+++ Task inputs

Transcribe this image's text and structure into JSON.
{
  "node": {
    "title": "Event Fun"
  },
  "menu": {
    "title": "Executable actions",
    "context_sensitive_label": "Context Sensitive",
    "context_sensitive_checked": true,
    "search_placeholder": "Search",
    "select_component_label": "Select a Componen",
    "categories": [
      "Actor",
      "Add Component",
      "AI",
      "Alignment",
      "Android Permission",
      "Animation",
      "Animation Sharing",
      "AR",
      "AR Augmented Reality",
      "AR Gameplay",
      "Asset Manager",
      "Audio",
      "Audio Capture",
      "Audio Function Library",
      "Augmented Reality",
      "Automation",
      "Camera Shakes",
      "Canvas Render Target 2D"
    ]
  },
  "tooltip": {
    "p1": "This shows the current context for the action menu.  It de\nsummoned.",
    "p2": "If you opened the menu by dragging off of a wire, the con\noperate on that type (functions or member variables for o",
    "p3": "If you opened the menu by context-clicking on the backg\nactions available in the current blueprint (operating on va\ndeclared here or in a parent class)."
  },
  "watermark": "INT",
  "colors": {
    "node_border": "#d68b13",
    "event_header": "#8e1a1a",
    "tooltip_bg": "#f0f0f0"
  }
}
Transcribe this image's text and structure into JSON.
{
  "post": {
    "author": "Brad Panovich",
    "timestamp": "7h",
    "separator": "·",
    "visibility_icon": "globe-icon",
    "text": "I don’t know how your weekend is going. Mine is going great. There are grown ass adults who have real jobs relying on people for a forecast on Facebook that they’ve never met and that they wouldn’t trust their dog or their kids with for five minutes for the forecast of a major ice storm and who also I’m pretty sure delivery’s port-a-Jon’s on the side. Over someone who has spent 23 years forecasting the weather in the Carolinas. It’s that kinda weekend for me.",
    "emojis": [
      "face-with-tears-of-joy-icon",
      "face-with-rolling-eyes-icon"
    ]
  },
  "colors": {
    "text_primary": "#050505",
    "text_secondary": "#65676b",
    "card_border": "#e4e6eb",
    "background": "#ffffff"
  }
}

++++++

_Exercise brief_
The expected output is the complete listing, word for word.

_Output_
Transcribe this image's text and structure into JSON.
{
  "node": {
    "title": "Event Fun"
  },
  "menu": {
    "title": "Executable actions",
    "context_sensitive_label": "Context Sensitive",
    "context_sensitive_checked": true,
    "search_placeholder": "Search",
    "select_component_label": "Select a Componen",
    "categories": [
      "Actor",
      "Add Component",
      "AI",
      "Alignment",
      "Android Permission",
      "Animation",
      "Animation Sharing",
      "AR",
      "AR Augmented Reality",
      "AR Gameplay",
      "Asset Manager",
      "Audio",
      "Audio Capture",
      "Audio Function Library",
      "Augmented Reality",
      "Automation",
      "Camera Shakes",
      "Canvas Render Target 2D"
    ]
  },
  "tooltip": {
    "p1": "This shows the current context for the action menu.  It de\nsummoned.",
    "p2": "If you opened the menu by dragging off of a wire, the con\noperate on that type (functions or member variables for o",
    "p3": "If you opened the menu by context-clicking on the backg\nactions available in the current blueprint (operating on va\ndeclared here or in a parent class)."
  },
  "watermark": "INT",
  "colors": {
    "node_border": "#d68b13",
    "event_header": "#8e1a1a",
    "tooltip_bg": "#f0f0f0"
  }
}
Transcribe this image's text and structure into JSON.
{
  "post": {
    "author": "Brad Panovich",
    "timestamp": "7h",
    "separator": "·",
    "visibility_icon": "globe-icon",
    "text": "I don’t know how your weekend is going. Mine is going great. There are grown ass adults who have real jobs relying on people for a forecast on Facebook that they’ve never met and that they wouldn’t trust their dog or their kids with for five minutes for the forecast of a major ice storm and who also I’m pretty sure delivery’s port-a-Jon’s on the side. Over someone who has spent 23 years forecasting the weather in the Carolinas. It’s that kinda weekend for me.",
    "emojis": [
      "face-with-tears-of-joy-icon",
      "face-with-rolling-eyes-icon"
    ]
  },
  "colors": {
    "text_primary": "#050505",
    "text_secondary": "#65676b",
    "card_border": "#e4e6eb",
    "background": "#ffffff"
  }
}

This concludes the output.